▸ EXERCISE DIRECTIONS
Write every line below out again exactly, images omitted.

▸ Records from a dataset
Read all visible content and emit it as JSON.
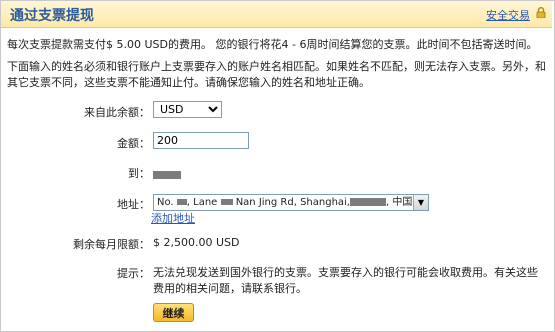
{
  "header": {
    "title": "通过支票提现",
    "secure_link": "安全交易",
    "lock_icon": "lock-icon",
    "background": "#fde9a5"
  },
  "info": {
    "fee_text": "每次支票提款需支付$ 5.00 USD的费用。 您的银行将花4 - 6周时间结算您的支票。此时间不包括寄送时间。",
    "name_notice": "下面输入的姓名必须和银行账户上支票要存入的账户姓名相匹配。如果姓名不匹配，则无法存入支票。另外，和其它支票不同，这些支票不能通知止付。请确保您输入的姓名和地址正确。"
  },
  "form": {
    "from_balance": {
      "label": "来自此余额：",
      "selected": "USD"
    },
    "amount": {
      "label": "金额：",
      "value": "200"
    },
    "to": {
      "label": "到："
    },
    "address": {
      "label": "地址：",
      "part_1": "No. ",
      "part_2": ", Lane ",
      "part_3": " Nan Jing Rd, Shanghai,",
      "part_4": ", 中国",
      "add_link": "添加地址",
      "dropdown_icon": "chevron-down-icon"
    },
    "monthly_limit": {
      "label": "剩余每月限额：",
      "value": "$ 2,500.00 USD"
    },
    "hint": {
      "label": "提示：",
      "text": "无法兑现发送到国外银行的支票。支票要存入的银行可能会收取费用。有关这些费用的相关问题，请联系银行。"
    },
    "continue_button": "继续"
  }
}
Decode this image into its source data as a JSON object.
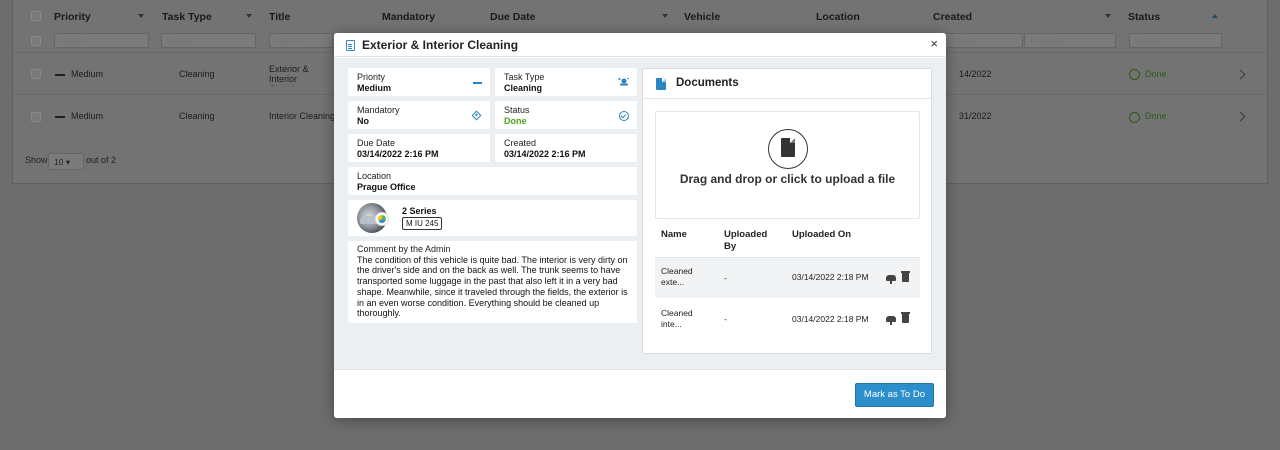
{
  "background": {
    "columns": {
      "priority": "Priority",
      "task_type": "Task Type",
      "title": "Title",
      "mandatory": "Mandatory",
      "due_date": "Due Date",
      "vehicle": "Vehicle",
      "location": "Location",
      "created": "Created",
      "status": "Status"
    },
    "filters": {
      "priority_placeholder": "Search...",
      "task_type_placeholder": "Search...",
      "title_placeholder": "Search...",
      "start_date": "Start Date",
      "end_date": "End Date",
      "status_placeholder": "Search..."
    },
    "rows": [
      {
        "priority": "Medium",
        "task_type": "Cleaning",
        "title": "Exterior & Interior Cleaning",
        "created": "03/14/2022",
        "status": "Done"
      },
      {
        "priority": "Medium",
        "task_type": "Cleaning",
        "title": "Interior Cleaning",
        "created": "03/31/2022",
        "status": "Done"
      }
    ],
    "pager": {
      "show_label": "Show",
      "page_size": "10",
      "out_of": "out of 2"
    }
  },
  "modal": {
    "title": "Exterior & Interior Cleaning",
    "close_glyph": "×",
    "fields": {
      "priority": {
        "label": "Priority",
        "value": "Medium"
      },
      "task_type": {
        "label": "Task Type",
        "value": "Cleaning"
      },
      "mandatory": {
        "label": "Mandatory",
        "value": "No"
      },
      "status": {
        "label": "Status",
        "value": "Done",
        "color": "#4ca617"
      },
      "due_date": {
        "label": "Due Date",
        "value": "03/14/2022 2:16 PM"
      },
      "created": {
        "label": "Created",
        "value": "03/14/2022 2:16 PM"
      },
      "location": {
        "label": "Location",
        "value": "Prague Office"
      }
    },
    "vehicle": {
      "name": "2 Series",
      "plate": "M IU 245"
    },
    "comment": {
      "heading": "Comment by the Admin",
      "text": "The condition of this vehicle is quite bad. The interior is very dirty on the driver's side and on the back as well. The trunk seems to have transported some luggage in the past that also left it in a very bad shape. Meanwhile, since it traveled through the fields, the exterior is in an even worse condition. Everything should be cleaned up thoroughly."
    },
    "documents": {
      "title": "Documents",
      "drop_text": "Drag and drop or click to upload a file",
      "columns": {
        "name": "Name",
        "uploaded_by": "Uploaded By",
        "uploaded_on": "Uploaded On"
      },
      "files": [
        {
          "name": "Cleaned exte...",
          "uploaded_by": "-",
          "uploaded_on": "03/14/2022 2:18 PM"
        },
        {
          "name": "Cleaned inte...",
          "uploaded_by": "-",
          "uploaded_on": "03/14/2022 2:18 PM"
        }
      ]
    },
    "primary_button": "Mark as To Do"
  },
  "colors": {
    "accent": "#2c8fcc",
    "done_green": "#4ca617",
    "icon_blue": "#2b84c4"
  },
  "icons": [
    "document-icon",
    "close-icon",
    "dash-icon",
    "cleaning-icon",
    "diamond-icon",
    "check-circle-icon",
    "file-icon",
    "cloud-upload-icon",
    "trash-icon"
  ]
}
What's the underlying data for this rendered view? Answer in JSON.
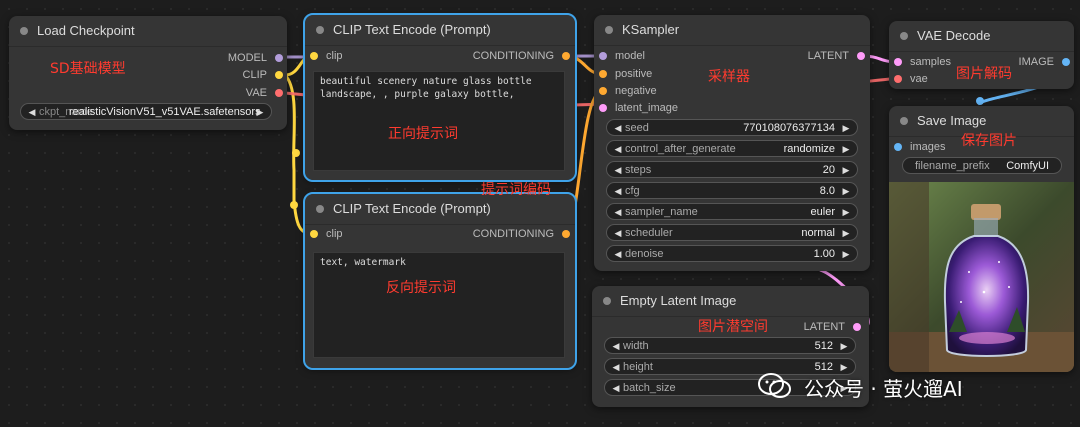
{
  "colors": {
    "model": "#b39ddb",
    "clip": "#ffd740",
    "vae": "#ff6e6e",
    "conditioning": "#ffa931",
    "latent": "#ff9cf9",
    "image": "#64b5f6",
    "selected": "#3fa3e9",
    "annotation": "#ff3b2f"
  },
  "load_checkpoint": {
    "title": "Load Checkpoint",
    "outputs": [
      "MODEL",
      "CLIP",
      "VAE"
    ],
    "ckpt_label": "ckpt_name",
    "ckpt_value": "realisticVisionV51_v51VAE.safetensors"
  },
  "clip_pos": {
    "title": "CLIP Text Encode (Prompt)",
    "input": "clip",
    "output": "CONDITIONING",
    "text": "beautiful scenery nature glass bottle\nlandscape, , purple galaxy bottle,"
  },
  "clip_neg": {
    "title": "CLIP Text Encode (Prompt)",
    "input": "clip",
    "output": "CONDITIONING",
    "text": "text, watermark"
  },
  "ksampler": {
    "title": "KSampler",
    "inputs": [
      "model",
      "positive",
      "negative",
      "latent_image"
    ],
    "output": "LATENT",
    "widgets": [
      {
        "label": "seed",
        "value": "770108076377134"
      },
      {
        "label": "control_after_generate",
        "value": "randomize"
      },
      {
        "label": "steps",
        "value": "20"
      },
      {
        "label": "cfg",
        "value": "8.0"
      },
      {
        "label": "sampler_name",
        "value": "euler"
      },
      {
        "label": "scheduler",
        "value": "normal"
      },
      {
        "label": "denoise",
        "value": "1.00"
      }
    ]
  },
  "empty_latent": {
    "title": "Empty Latent Image",
    "output": "LATENT",
    "widgets": [
      {
        "label": "width",
        "value": "512"
      },
      {
        "label": "height",
        "value": "512"
      },
      {
        "label": "batch_size",
        "value": ""
      }
    ]
  },
  "vae_decode": {
    "title": "VAE Decode",
    "inputs": [
      "samples",
      "vae"
    ],
    "output": "IMAGE"
  },
  "save_image": {
    "title": "Save Image",
    "input": "images",
    "prefix_label": "filename_prefix",
    "prefix_value": "ComfyUI",
    "preview_icon": "galaxy-bottle-preview-image"
  },
  "annotations": {
    "sd_model": "SD基础模型",
    "positive_prompt": "正向提示词",
    "prompt_encoding": "提示词编码",
    "negative_prompt": "反向提示词",
    "sampler": "采样器",
    "image_decode": "图片解码",
    "save_image": "保存图片",
    "latent_space": "图片潜空间"
  },
  "watermark": "公众号 · 萤火遛AI"
}
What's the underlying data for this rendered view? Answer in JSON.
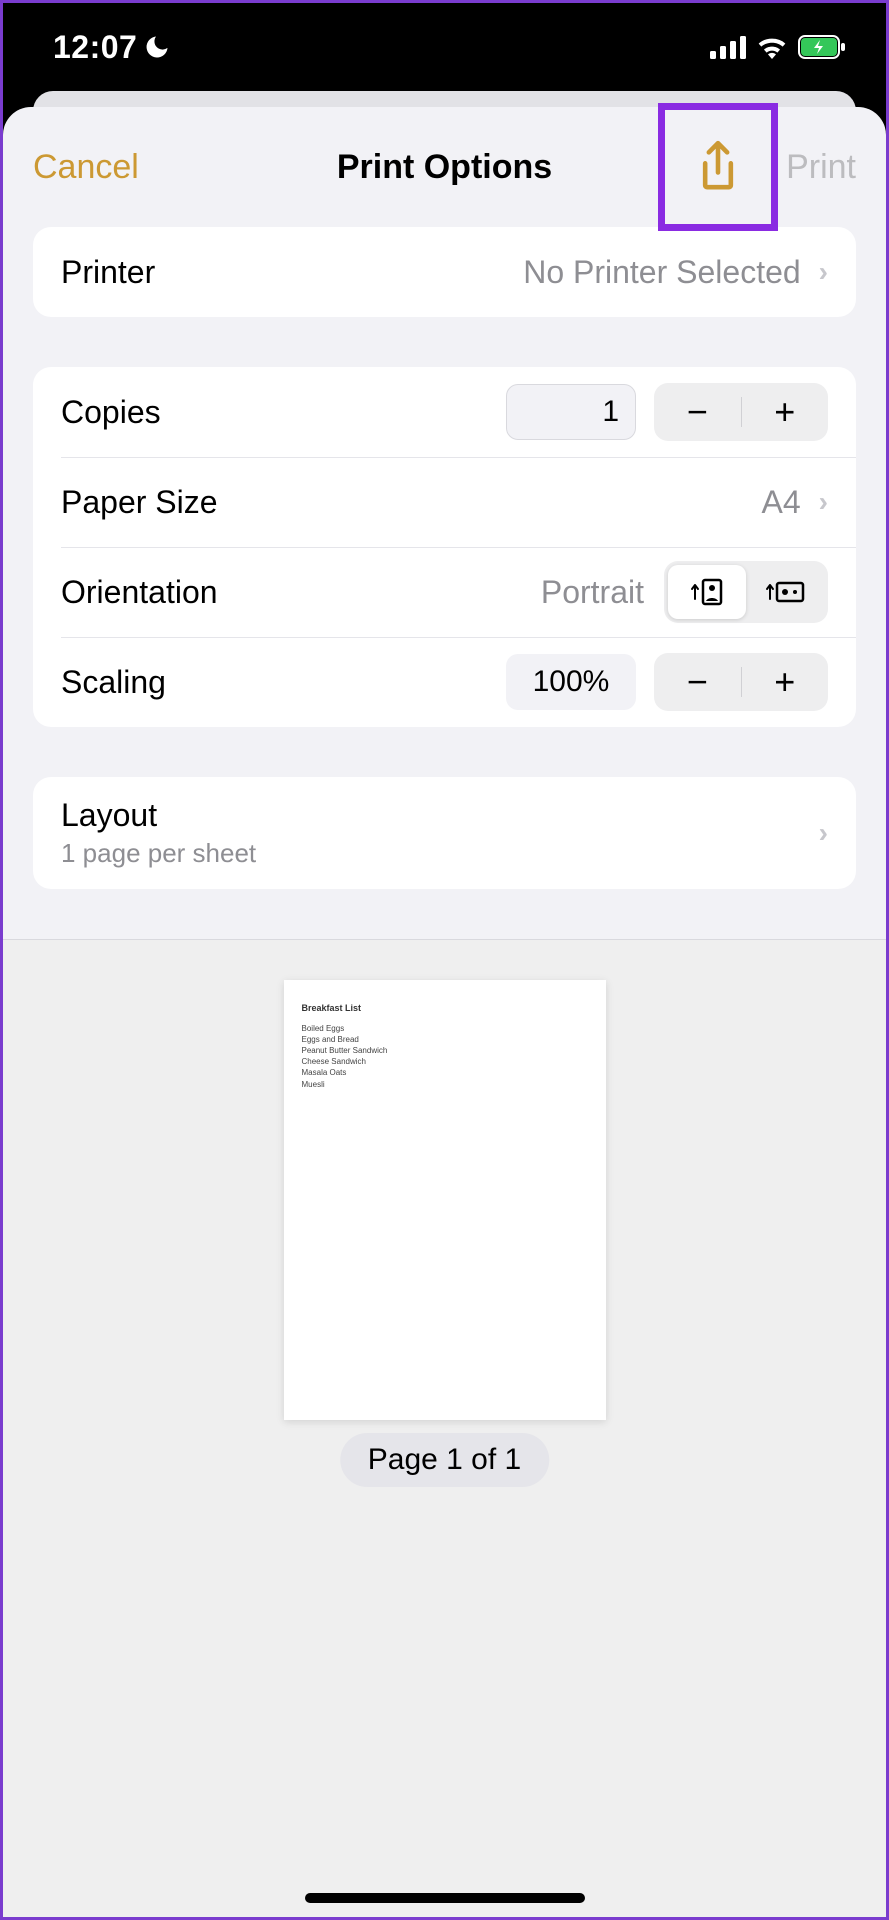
{
  "status": {
    "time": "12:07"
  },
  "nav": {
    "cancel": "Cancel",
    "title": "Print Options",
    "print": "Print"
  },
  "printer": {
    "label": "Printer",
    "value": "No Printer Selected"
  },
  "copies": {
    "label": "Copies",
    "value": "1"
  },
  "paperSize": {
    "label": "Paper Size",
    "value": "A4"
  },
  "orientation": {
    "label": "Orientation",
    "value": "Portrait"
  },
  "scaling": {
    "label": "Scaling",
    "value": "100%"
  },
  "layout": {
    "label": "Layout",
    "sub": "1 page per sheet"
  },
  "preview": {
    "title": "Breakfast List",
    "items": [
      "Boiled Eggs",
      "Eggs and Bread",
      "Peanut Butter Sandwich",
      "Cheese Sandwich",
      "Masala Oats",
      "Muesli"
    ],
    "pageIndicator": "Page 1 of 1"
  }
}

▸ SOLUTION TO THIS PROBLEM
Read all visible content and emit it as JSON.
{
  "header": {
    "title": "通过支票提现",
    "secure_link": "安全交易",
    "lock_icon": "lock-icon",
    "background": "#fde9a5"
  },
  "info": {
    "fee_text": "每次支票提款需支付$ 5.00 USD的费用。 您的银行将花4 - 6周时间结算您的支票。此时间不包括寄送时间。",
    "name_notice": "下面输入的姓名必须和银行账户上支票要存入的账户姓名相匹配。如果姓名不匹配，则无法存入支票。另外，和其它支票不同，这些支票不能通知止付。请确保您输入的姓名和地址正确。"
  },
  "form": {
    "from_balance": {
      "label": "来自此余额：",
      "selected": "USD"
    },
    "amount": {
      "label": "金额：",
      "value": "200"
    },
    "to": {
      "label": "到："
    },
    "address": {
      "label": "地址：",
      "part_1": "No. ",
      "part_2": ", Lane ",
      "part_3": " Nan Jing Rd, Shanghai,",
      "part_4": ", 中国",
      "add_link": "添加地址",
      "dropdown_icon": "chevron-down-icon"
    },
    "monthly_limit": {
      "label": "剩余每月限额：",
      "value": "$ 2,500.00 USD"
    },
    "hint": {
      "label": "提示：",
      "text": "无法兑现发送到国外银行的支票。支票要存入的银行可能会收取费用。有关这些费用的相关问题，请联系银行。"
    },
    "continue_button": "继续"
  }
}
Decode this image into its source data as a JSON object.
{
  "background": {
    "columns": {
      "priority": "Priority",
      "task_type": "Task Type",
      "title": "Title",
      "mandatory": "Mandatory",
      "due_date": "Due Date",
      "vehicle": "Vehicle",
      "location": "Location",
      "created": "Created",
      "status": "Status"
    },
    "filters": {
      "priority_placeholder": "Search...",
      "task_type_placeholder": "Search...",
      "title_placeholder": "Search...",
      "start_date": "Start Date",
      "end_date": "End Date",
      "status_placeholder": "Search..."
    },
    "rows": [
      {
        "priority": "Medium",
        "task_type": "Cleaning",
        "title": "Exterior & Interior Cleaning",
        "created": "03/14/2022",
        "status": "Done"
      },
      {
        "priority": "Medium",
        "task_type": "Cleaning",
        "title": "Interior Cleaning",
        "created": "03/31/2022",
        "status": "Done"
      }
    ],
    "pager": {
      "show_label": "Show",
      "page_size": "10",
      "out_of": "out of 2"
    }
  },
  "modal": {
    "title": "Exterior & Interior Cleaning",
    "close_glyph": "×",
    "fields": {
      "priority": {
        "label": "Priority",
        "value": "Medium"
      },
      "task_type": {
        "label": "Task Type",
        "value": "Cleaning"
      },
      "mandatory": {
        "label": "Mandatory",
        "value": "No"
      },
      "status": {
        "label": "Status",
        "value": "Done",
        "color": "#4ca617"
      },
      "due_date": {
        "label": "Due Date",
        "value": "03/14/2022 2:16 PM"
      },
      "created": {
        "label": "Created",
        "value": "03/14/2022 2:16 PM"
      },
      "location": {
        "label": "Location",
        "value": "Prague Office"
      }
    },
    "vehicle": {
      "name": "2 Series",
      "plate": "M IU 245"
    },
    "comment": {
      "heading": "Comment by the Admin",
      "text": "The condition of this vehicle is quite bad. The interior is very dirty on the driver's side and on the back as well. The trunk seems to have transported some luggage in the past that also left it in a very bad shape. Meanwhile, since it traveled through the fields, the exterior is in an even worse condition. Everything should be cleaned up thoroughly."
    },
    "documents": {
      "title": "Documents",
      "drop_text": "Drag and drop or click to upload a file",
      "columns": {
        "name": "Name",
        "uploaded_by": "Uploaded By",
        "uploaded_on": "Uploaded On"
      },
      "files": [
        {
          "name": "Cleaned exte...",
          "uploaded_by": "-",
          "uploaded_on": "03/14/2022 2:18 PM"
        },
        {
          "name": "Cleaned inte...",
          "uploaded_by": "-",
          "uploaded_on": "03/14/2022 2:18 PM"
        }
      ]
    },
    "primary_button": "Mark as To Do"
  },
  "colors": {
    "accent": "#2c8fcc",
    "done_green": "#4ca617",
    "icon_blue": "#2b84c4"
  },
  "icons": [
    "document-icon",
    "close-icon",
    "dash-icon",
    "cleaning-icon",
    "diamond-icon",
    "check-circle-icon",
    "file-icon",
    "cloud-upload-icon",
    "trash-icon"
  ]
}
What's the underlying data for this rendered view? Answer in JSON.
{
  "colors": {
    "model": "#b39ddb",
    "clip": "#ffd740",
    "vae": "#ff6e6e",
    "conditioning": "#ffa931",
    "latent": "#ff9cf9",
    "image": "#64b5f6",
    "selected": "#3fa3e9",
    "annotation": "#ff3b2f"
  },
  "load_checkpoint": {
    "title": "Load Checkpoint",
    "outputs": [
      "MODEL",
      "CLIP",
      "VAE"
    ],
    "ckpt_label": "ckpt_name",
    "ckpt_value": "realisticVisionV51_v51VAE.safetensors"
  },
  "clip_pos": {
    "title": "CLIP Text Encode (Prompt)",
    "input": "clip",
    "output": "CONDITIONING",
    "text": "beautiful scenery nature glass bottle\nlandscape, , purple galaxy bottle,"
  },
  "clip_neg": {
    "title": "CLIP Text Encode (Prompt)",
    "input": "clip",
    "output": "CONDITIONING",
    "text": "text, watermark"
  },
  "ksampler": {
    "title": "KSampler",
    "inputs": [
      "model",
      "positive",
      "negative",
      "latent_image"
    ],
    "output": "LATENT",
    "widgets": [
      {
        "label": "seed",
        "value": "770108076377134"
      },
      {
        "label": "control_after_generate",
        "value": "randomize"
      },
      {
        "label": "steps",
        "value": "20"
      },
      {
        "label": "cfg",
        "value": "8.0"
      },
      {
        "label": "sampler_name",
        "value": "euler"
      },
      {
        "label": "scheduler",
        "value": "normal"
      },
      {
        "label": "denoise",
        "value": "1.00"
      }
    ]
  },
  "empty_latent": {
    "title": "Empty Latent Image",
    "output": "LATENT",
    "widgets": [
      {
        "label": "width",
        "value": "512"
      },
      {
        "label": "height",
        "value": "512"
      },
      {
        "label": "batch_size",
        "value": ""
      }
    ]
  },
  "vae_decode": {
    "title": "VAE Decode",
    "inputs": [
      "samples",
      "vae"
    ],
    "output": "IMAGE"
  },
  "save_image": {
    "title": "Save Image",
    "input": "images",
    "prefix_label": "filename_prefix",
    "prefix_value": "ComfyUI",
    "preview_icon": "galaxy-bottle-preview-image"
  },
  "annotations": {
    "sd_model": "SD基础模型",
    "positive_prompt": "正向提示词",
    "prompt_encoding": "提示词编码",
    "negative_prompt": "反向提示词",
    "sampler": "采样器",
    "image_decode": "图片解码",
    "save_image": "保存图片",
    "latent_space": "图片潜空间"
  },
  "watermark": "公众号 · 萤火遛AI"
}
What's the underlying data for this rendered view? Answer in JSON.
{
  "status": {
    "time": "12:07"
  },
  "nav": {
    "cancel": "Cancel",
    "title": "Print Options",
    "print": "Print"
  },
  "printer": {
    "label": "Printer",
    "value": "No Printer Selected"
  },
  "copies": {
    "label": "Copies",
    "value": "1"
  },
  "paperSize": {
    "label": "Paper Size",
    "value": "A4"
  },
  "orientation": {
    "label": "Orientation",
    "value": "Portrait"
  },
  "scaling": {
    "label": "Scaling",
    "value": "100%"
  },
  "layout": {
    "label": "Layout",
    "sub": "1 page per sheet"
  },
  "preview": {
    "title": "Breakfast List",
    "items": [
      "Boiled Eggs",
      "Eggs and Bread",
      "Peanut Butter Sandwich",
      "Cheese Sandwich",
      "Masala Oats",
      "Muesli"
    ],
    "pageIndicator": "Page 1 of 1"
  }
}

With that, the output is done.